Dancers from Hari Krishnan, professor of Dance, Feminist, Gender, and Sexuality Studies, and Global South Asian studies, and inDANCE’s “ROWDIES IN LOVE” performance, which will debut at Wesleyan on Dec. 6. (Photo courtesy of Hari Krishnan)

Nyong’o researches Black queer cultural and performance studies, contemporary art and aesthetic theory, speculative genres, Afrofuturism, and Black sound studies. He is studying critical negativity in the 21st century.

Nyong’o has written for NPR, The LA Review of Books, n+1, Artforum, and is on the editorial boards of TDR: A Journal of Performance Studies, Theatre, and Contemporary Theatre Review. His first book, The Amalgamation Waltz: Race, Performance, and the Ruses of Memory (2009), won the Errol Hill award for the best book in Black theater and performance studies. His second book, Afro-Fabulations: The Queer Drama of Black Life (2018), won the Barnard Hewitt award for best book in theater and performance studies.

“Through a rigorous application and peer process, the Guggenheim Foundation chose the Class of 2024 Guggenheim Fellows from a pool of almost 3,000 applicants because of their prior career achievement and exceptional promise. As established in 1925 by founder Senator Simon Guggenheim, each fellow will receive a monetary stipend to pursue independent work at the highest level under “the freest possible conditions.

“Humanity faces some profound existential challenges,” said Edward Hirsch, award-winning poet and president of the John Simon Guggenheim Memorial Foundation. “The Guggenheim Fellowship is a life-changing recognition. It’s a celebrated investment into the lives and careers of distinguished artists, scholars, scientists, writers and other cultural visionaries who are meeting these challenges head-on and generating new possibilities and pathways across the broader culture as they do so.”

The John Simon Guggenheim Memorial Foundation – created and initially funded in 1925 by U.S Senator Simon and Olga Guggenheim in memory of their son John Simon – has sought to “further the development of scholars and artists by assisting them to engage in research in any field of knowledge and creation in any of the arts, under the freest possible conditions.”
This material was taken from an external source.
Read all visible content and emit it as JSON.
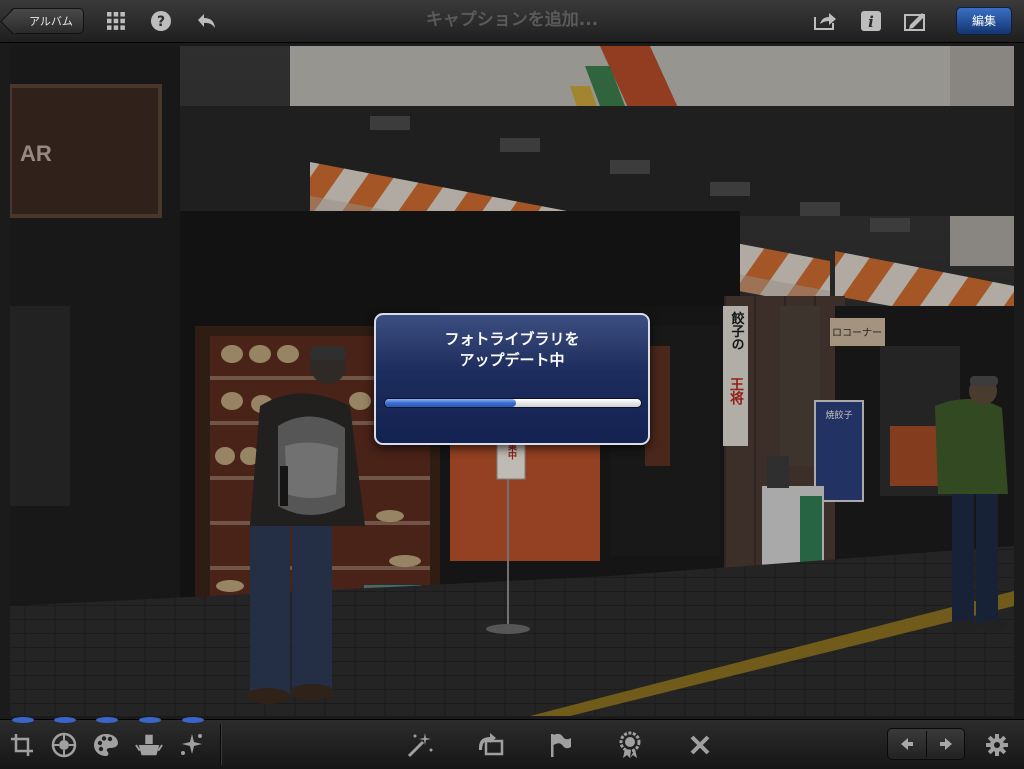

Since its establishment, the Foundation has granted over $400 million in Fellowships to more than 19,000 people, including more than 125 Nobel laureates, members of all the national academies, winners of the Pulitzer Prize, Fields Medal, Turing Award, Bancroft Prize, National Book Award, and other internationally recognized honors. The broad range of fields of study is unique to the Fellowship program.

According to a press release, “The Foundation centers the talents and instincts of the Fellows, whose passions often have broad and immediate social impact. For example, in 1936, Zora Neale Hurston wrote Their Eyes Were Watching God with the support of a Guggenheim Fellowship and dedicated it to the Foundation’s first president, Henry Allen Moe. Photographer Robert Frank’s seminal book, The Americans, was the product of a cross-country tour supported by two Guggenheim Fellowships. The accomplishments of other early Fellows like e.e. cummings, Jennifer Doudna, Jacob Lawrence, Rachel Carson, James Baldwin, Martha Graham, and Linus Pauling also demonstrate the strength of the Foundation’s core values and the power and impact of its approach.”